1 The company must issue a share certificate within two months of the issue or transfer of any shares. Companies may issue just one certificate for all the shares issued or transferred at a particular time, except if a shareholder requests separate certificates.
If you have lost or misplaced your share certificates of any listed company, you need to immediately inform the respective company—of which you had the shares. … When a company receives an intimation that you have lost the shares, the folio number or the details provided to the company are frozen—in lieu of the lost one.
Yes. A company needs to issue share certificates after the new company is formed. Companies House Act 2006 requires this in Section 769. For example, after you form a company with MachFast.com you have two months to issue share certificates for your company (even if you just have one shareholder).
Shares or debentures are movable property. They are transferable in the manner provided by the articles of the company, especially, the shares of any member of a public company. The transfer of securities is possible through any contract or arrangement between two or more persons.
After the incorporation of the company, the company needs to issue the share certificates within two months from the incorporation date. … In a case related to the share transfers, the share certificates should be issued to transferees within a period of one month of receipt of the instrument of transfer by such Company.
# Once your demat account is opened, you can place a request for conversion of your physical share certificates into dematerialised format. # You have to surrender your paper shares to the demat company along with a Dematerialisation Request Form. Use separate forms for shares of different companies.
The best place to start is to check with the share registrar – the organisation that maintains the list of shareholders in a particular company – that is named on the certificate. There are three main registrars in the UK – Capita, Lloyds TSB and Computershare.
Ways to Prove Share Ownership
Share Certificates – As internal company documents share certificates are generally accepted by UK banks as proof of a shareholding in a company.
A share certificate is a written document signed on behalf of a corporation that serves as legal proof of ownership of the number of shares indicated. A share certificate is also referred to as a stock certificate.
Share certificate serves as an important document for shareholders to prove ownership in a company. Share certificate must be issued by a company after incorporation to its shareholders on receipt of money for capital.
(5) The directors may refuse to register the transfer of a share, and if they do so, the instrument of transfer must be returned to the transferee with the notice of refusal unless they suspect that the proposed transfer may be fraudulent.
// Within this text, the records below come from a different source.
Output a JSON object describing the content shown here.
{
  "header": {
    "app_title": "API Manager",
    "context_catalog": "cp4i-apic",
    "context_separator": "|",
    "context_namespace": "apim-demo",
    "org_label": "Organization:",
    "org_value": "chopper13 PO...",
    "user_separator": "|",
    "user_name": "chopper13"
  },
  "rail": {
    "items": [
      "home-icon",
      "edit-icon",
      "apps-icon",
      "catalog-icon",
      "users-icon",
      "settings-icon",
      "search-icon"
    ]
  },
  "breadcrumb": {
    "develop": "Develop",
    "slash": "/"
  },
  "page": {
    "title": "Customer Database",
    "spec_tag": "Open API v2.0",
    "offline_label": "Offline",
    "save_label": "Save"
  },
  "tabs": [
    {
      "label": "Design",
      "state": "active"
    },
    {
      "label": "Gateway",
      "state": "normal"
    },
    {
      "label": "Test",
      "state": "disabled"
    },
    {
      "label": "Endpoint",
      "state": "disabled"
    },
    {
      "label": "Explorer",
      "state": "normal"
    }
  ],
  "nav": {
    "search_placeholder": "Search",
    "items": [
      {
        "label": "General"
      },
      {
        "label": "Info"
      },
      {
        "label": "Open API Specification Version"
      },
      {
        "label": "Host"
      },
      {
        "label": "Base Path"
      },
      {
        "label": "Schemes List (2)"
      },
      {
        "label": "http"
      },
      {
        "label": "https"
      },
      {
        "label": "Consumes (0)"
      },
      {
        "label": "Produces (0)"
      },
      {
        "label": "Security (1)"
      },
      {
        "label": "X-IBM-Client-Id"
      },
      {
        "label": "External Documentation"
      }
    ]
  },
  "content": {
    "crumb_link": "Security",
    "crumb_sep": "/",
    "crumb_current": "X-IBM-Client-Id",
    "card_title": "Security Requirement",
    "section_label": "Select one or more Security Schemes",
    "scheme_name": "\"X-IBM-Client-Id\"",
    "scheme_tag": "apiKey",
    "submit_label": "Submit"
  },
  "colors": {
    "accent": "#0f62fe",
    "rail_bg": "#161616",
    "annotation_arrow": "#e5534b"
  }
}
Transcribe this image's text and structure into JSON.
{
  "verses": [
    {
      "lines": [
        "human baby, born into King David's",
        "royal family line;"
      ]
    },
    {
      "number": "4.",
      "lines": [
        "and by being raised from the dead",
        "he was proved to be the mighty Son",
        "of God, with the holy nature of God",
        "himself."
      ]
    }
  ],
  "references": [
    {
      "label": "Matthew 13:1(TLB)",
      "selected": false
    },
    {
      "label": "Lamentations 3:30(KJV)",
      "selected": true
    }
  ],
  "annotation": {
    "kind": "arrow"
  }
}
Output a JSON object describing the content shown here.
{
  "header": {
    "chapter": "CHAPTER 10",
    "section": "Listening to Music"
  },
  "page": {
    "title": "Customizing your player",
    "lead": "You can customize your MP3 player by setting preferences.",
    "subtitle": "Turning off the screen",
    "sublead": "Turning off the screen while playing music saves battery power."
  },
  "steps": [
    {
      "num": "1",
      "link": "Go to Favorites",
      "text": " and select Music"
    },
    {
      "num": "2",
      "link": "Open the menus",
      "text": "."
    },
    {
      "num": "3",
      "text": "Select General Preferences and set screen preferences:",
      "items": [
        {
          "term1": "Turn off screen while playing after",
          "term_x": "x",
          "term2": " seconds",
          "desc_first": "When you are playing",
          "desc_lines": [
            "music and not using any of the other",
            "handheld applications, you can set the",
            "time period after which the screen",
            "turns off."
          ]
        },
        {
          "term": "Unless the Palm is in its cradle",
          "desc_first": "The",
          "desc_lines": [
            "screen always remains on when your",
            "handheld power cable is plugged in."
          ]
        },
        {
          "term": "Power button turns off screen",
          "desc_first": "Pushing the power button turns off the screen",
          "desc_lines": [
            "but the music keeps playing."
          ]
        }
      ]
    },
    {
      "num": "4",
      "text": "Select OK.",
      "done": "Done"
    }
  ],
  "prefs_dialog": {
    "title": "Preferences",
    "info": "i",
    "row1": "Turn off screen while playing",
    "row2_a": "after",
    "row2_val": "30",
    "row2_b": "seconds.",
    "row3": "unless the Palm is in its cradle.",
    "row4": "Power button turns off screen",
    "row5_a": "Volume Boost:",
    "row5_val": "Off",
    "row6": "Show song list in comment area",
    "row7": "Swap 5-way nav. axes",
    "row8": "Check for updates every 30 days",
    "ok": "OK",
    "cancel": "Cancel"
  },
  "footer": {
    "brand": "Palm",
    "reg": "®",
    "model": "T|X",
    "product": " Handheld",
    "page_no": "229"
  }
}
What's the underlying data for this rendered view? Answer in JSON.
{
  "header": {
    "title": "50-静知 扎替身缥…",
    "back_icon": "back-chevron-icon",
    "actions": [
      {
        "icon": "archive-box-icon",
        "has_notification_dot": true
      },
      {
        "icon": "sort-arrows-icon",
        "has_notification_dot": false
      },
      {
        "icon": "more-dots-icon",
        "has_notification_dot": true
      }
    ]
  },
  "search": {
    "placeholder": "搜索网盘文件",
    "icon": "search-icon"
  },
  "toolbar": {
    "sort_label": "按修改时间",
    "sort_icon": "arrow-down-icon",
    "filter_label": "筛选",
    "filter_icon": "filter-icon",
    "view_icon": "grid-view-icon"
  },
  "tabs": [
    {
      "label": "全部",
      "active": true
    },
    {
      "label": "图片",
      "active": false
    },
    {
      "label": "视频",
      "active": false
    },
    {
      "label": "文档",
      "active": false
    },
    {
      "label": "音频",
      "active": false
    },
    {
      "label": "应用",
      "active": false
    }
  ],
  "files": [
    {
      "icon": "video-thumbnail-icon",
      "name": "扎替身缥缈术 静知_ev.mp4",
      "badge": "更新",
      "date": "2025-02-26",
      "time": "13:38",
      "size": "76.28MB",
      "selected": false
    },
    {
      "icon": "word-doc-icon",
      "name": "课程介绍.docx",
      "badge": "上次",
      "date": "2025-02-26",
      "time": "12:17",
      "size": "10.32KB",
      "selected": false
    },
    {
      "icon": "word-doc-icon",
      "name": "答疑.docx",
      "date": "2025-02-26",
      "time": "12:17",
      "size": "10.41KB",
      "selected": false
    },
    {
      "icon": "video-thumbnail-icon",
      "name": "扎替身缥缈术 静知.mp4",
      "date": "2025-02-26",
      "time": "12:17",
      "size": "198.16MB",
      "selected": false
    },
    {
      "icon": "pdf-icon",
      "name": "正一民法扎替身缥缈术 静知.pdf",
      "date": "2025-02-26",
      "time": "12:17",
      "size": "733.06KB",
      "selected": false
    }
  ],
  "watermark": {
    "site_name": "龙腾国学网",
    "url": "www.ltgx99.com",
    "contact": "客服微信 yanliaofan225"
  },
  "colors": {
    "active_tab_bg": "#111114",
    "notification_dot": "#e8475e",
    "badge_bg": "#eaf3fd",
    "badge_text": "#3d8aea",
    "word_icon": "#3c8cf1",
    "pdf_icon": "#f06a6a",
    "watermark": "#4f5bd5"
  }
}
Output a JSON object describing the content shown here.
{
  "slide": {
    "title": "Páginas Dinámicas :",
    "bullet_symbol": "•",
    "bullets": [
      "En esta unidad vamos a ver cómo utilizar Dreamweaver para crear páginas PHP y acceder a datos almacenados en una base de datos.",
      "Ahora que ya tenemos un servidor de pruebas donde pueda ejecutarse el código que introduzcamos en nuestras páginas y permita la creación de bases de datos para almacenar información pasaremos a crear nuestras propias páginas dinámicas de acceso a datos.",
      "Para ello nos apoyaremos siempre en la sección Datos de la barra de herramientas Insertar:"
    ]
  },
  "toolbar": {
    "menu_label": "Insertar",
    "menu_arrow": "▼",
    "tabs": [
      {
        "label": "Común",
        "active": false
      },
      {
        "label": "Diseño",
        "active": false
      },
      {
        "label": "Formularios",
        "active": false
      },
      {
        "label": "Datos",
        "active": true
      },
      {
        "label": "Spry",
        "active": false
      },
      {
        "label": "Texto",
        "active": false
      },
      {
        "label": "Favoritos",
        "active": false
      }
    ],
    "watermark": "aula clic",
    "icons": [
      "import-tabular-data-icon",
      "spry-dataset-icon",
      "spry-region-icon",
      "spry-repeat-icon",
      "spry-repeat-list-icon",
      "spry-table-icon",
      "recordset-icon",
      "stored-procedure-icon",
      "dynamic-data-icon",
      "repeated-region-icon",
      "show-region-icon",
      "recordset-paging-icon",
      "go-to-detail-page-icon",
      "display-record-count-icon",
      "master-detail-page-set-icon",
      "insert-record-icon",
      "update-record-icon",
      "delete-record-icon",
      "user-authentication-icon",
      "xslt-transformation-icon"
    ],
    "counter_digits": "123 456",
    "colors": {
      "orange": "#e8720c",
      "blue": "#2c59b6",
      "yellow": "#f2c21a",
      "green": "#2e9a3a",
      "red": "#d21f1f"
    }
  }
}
How to Transfer Shares of a Private Limited Company
- Step 1: Obtain share transfer deed in the prescribed format.
- Step 2: Execute the share transfer deed duly signed by the Transferor and Transferee.
- Step 3: Stamp the share transfer deed as per the Indian Stamp Act and Stamp Duty Notification in force in the State.
Process of transfer of shares from one Demat account to another
- Step 1 – The investor fills the DIS (Delivery Instruction Slip) and submits it to the current broker.
- Step 2 – The broker forwards the DIS form or request to the depository.
- Step 3 – The Depository will transfer your existing shares to the Demat account.
Such Blank Share Certificates shall be kept in the custody of the Secretary or such other person as the Board may authorize for the purpose. D. Time period for preservance of book relating to share certificate. All books relating to share certificates shall be preserved in good order not less than thirty years.
- Income Tax PAN. Income Tax PAN of both transferee and transferor.
- Passport Photo. Passport Photo of both the transferee and transferor.
- Aadhaar Card. Voter ID Card of both the transferee and transferor.
- Share Certificates. Original Share Certificates of the Transferor.
While in a public limited company, a person is free to transfer shares in their possession subject to the procedure prescribed, a private company is bound to restrict the right to transfer shares within their Articles of Association itself.